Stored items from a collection
BEGIN

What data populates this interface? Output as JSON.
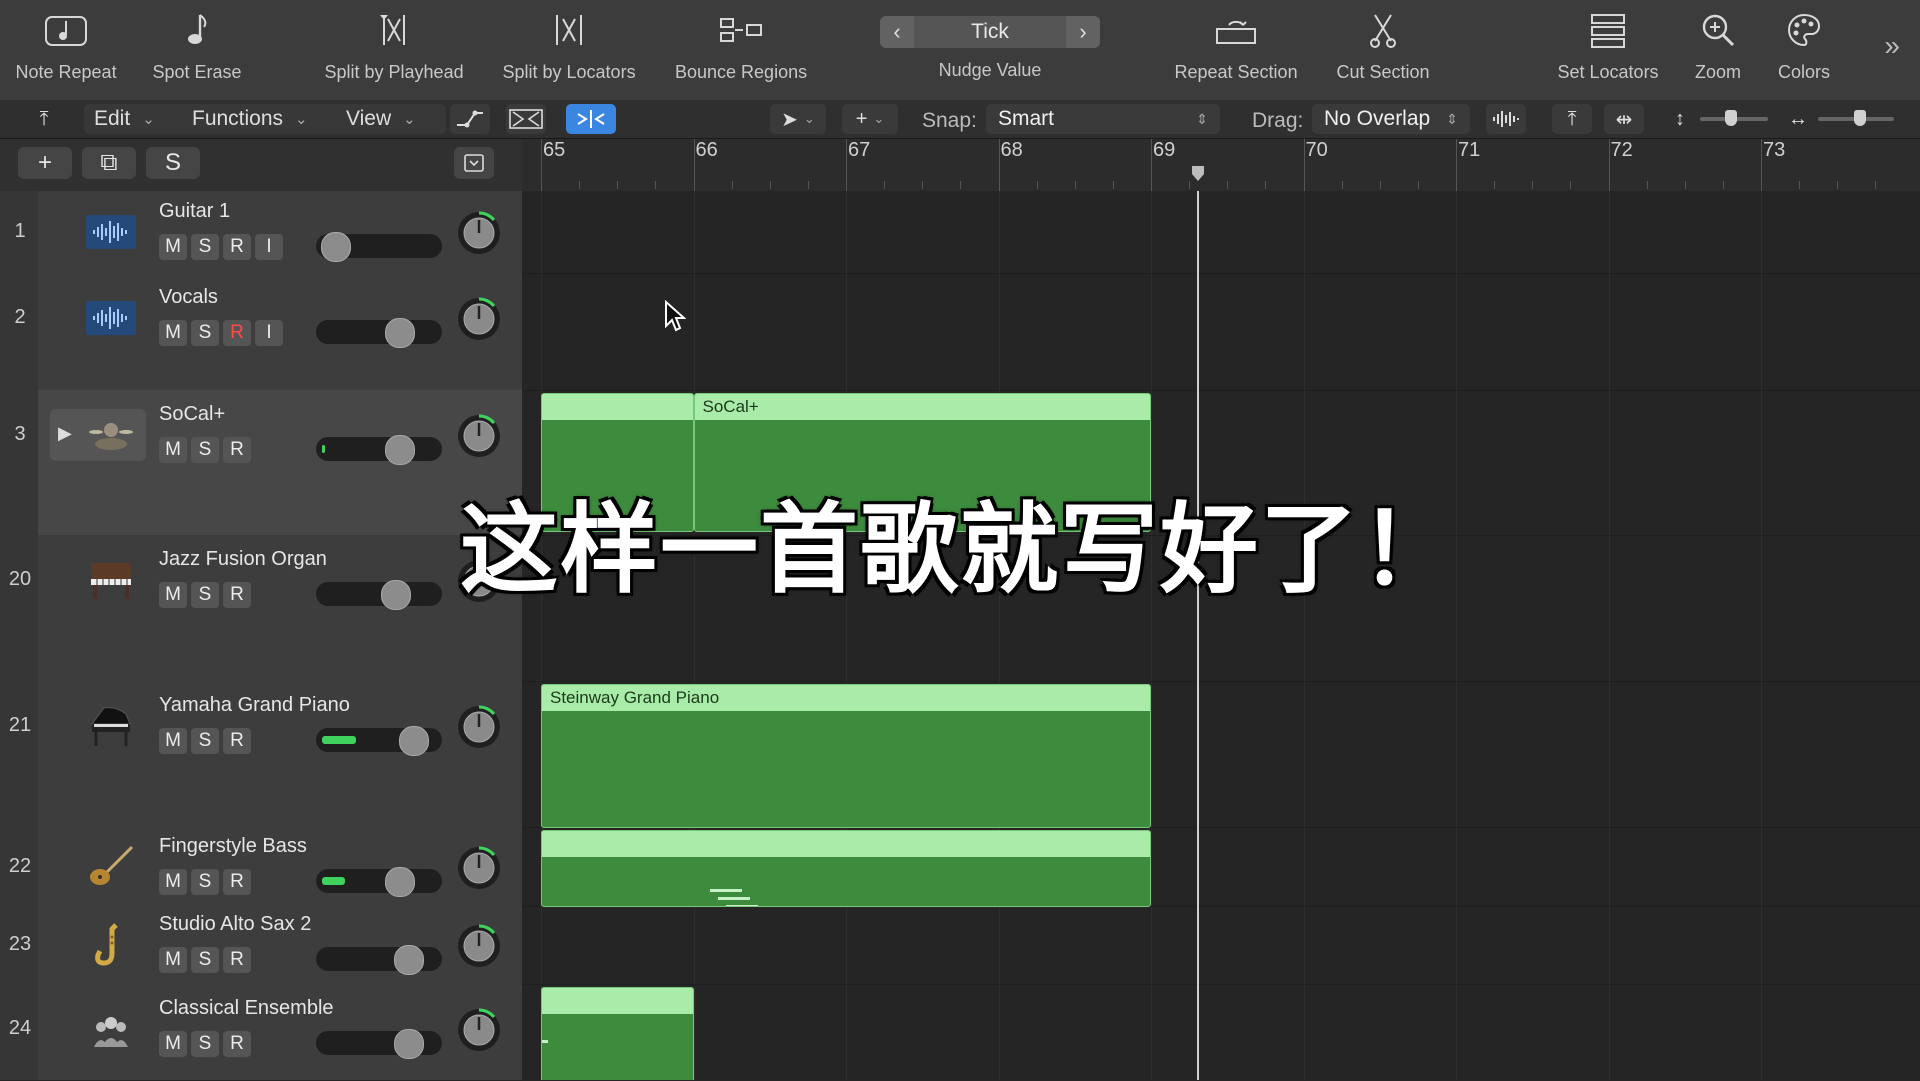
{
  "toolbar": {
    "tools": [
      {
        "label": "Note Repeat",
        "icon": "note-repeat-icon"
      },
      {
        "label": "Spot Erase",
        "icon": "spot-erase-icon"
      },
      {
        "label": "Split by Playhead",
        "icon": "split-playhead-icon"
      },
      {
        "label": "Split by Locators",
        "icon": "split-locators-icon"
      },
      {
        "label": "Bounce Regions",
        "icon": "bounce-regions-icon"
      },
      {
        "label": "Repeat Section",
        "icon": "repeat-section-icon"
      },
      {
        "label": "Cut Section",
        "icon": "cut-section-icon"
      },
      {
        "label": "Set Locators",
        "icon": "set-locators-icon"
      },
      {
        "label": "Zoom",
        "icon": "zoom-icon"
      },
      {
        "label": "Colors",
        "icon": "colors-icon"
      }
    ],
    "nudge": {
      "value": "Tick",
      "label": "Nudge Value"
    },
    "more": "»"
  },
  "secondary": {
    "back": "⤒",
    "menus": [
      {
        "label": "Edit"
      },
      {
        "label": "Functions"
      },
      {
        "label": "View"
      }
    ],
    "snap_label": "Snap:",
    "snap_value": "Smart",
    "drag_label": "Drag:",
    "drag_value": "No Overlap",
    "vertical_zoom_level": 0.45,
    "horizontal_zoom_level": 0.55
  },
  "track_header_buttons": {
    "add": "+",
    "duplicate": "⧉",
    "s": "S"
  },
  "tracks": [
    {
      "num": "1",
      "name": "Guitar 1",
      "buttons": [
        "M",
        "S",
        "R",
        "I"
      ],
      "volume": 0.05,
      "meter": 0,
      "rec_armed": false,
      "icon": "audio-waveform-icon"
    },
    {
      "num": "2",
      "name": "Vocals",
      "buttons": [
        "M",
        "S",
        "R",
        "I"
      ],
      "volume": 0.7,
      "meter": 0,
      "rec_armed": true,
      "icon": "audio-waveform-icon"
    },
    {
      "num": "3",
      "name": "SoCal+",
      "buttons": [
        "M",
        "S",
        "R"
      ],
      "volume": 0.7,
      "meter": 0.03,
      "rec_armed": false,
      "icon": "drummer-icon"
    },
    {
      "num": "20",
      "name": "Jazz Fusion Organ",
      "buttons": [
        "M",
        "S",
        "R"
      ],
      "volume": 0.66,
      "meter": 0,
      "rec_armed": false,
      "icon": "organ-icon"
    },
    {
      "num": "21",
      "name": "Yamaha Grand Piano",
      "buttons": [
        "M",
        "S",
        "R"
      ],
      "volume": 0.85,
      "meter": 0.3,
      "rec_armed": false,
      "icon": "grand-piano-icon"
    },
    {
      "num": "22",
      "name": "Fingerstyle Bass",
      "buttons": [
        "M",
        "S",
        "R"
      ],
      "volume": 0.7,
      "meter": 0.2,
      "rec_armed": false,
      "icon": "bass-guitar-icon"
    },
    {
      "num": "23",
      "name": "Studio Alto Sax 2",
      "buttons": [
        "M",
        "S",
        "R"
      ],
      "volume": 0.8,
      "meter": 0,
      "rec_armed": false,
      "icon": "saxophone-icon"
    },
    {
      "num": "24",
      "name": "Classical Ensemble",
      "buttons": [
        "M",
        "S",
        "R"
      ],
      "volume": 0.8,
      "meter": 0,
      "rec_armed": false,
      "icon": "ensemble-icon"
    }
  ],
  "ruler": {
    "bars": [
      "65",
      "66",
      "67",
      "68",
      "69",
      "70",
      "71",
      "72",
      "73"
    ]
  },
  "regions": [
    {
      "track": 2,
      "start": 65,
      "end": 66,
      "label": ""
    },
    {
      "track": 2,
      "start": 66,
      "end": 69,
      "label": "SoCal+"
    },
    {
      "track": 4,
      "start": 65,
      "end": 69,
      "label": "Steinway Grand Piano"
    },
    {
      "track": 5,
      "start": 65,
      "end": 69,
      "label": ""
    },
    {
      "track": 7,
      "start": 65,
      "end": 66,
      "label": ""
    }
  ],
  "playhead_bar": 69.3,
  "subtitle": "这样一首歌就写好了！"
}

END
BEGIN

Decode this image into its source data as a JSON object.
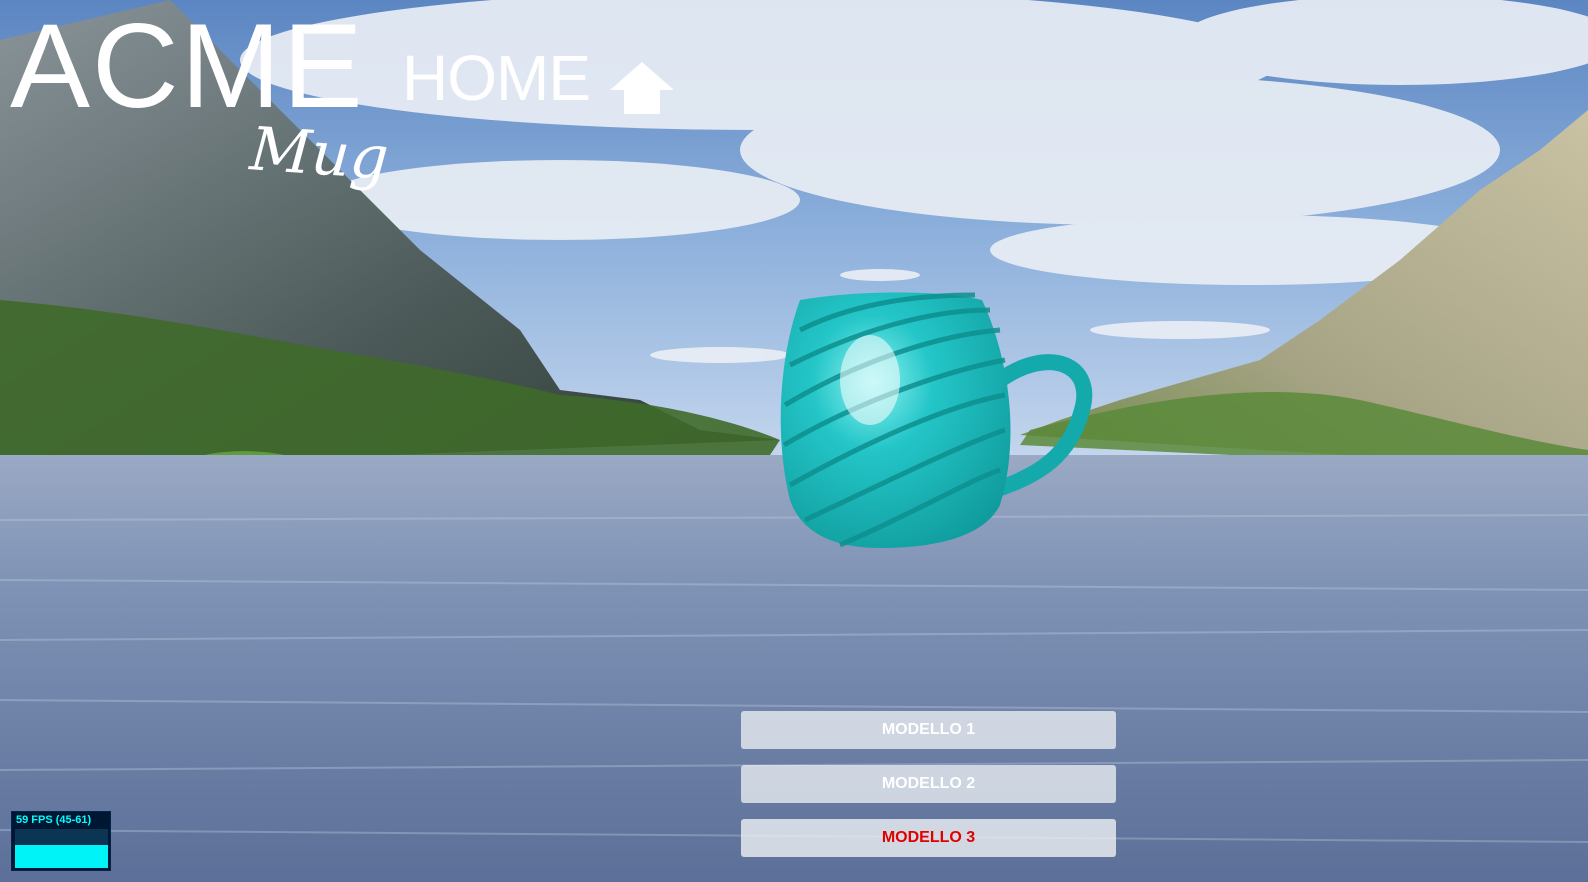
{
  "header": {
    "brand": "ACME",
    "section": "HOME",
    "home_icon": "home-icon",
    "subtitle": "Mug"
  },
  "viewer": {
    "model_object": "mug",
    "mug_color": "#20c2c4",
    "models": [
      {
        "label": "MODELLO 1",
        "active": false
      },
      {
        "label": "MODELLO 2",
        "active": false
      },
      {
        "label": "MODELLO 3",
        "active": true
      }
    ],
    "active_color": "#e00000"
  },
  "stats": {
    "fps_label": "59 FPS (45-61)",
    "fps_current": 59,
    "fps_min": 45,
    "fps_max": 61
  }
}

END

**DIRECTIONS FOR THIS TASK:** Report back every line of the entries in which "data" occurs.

**WORKED SOLUTION:**
What data populates this interface? Output as JSON.
Decode this image into its source data as a JSON object.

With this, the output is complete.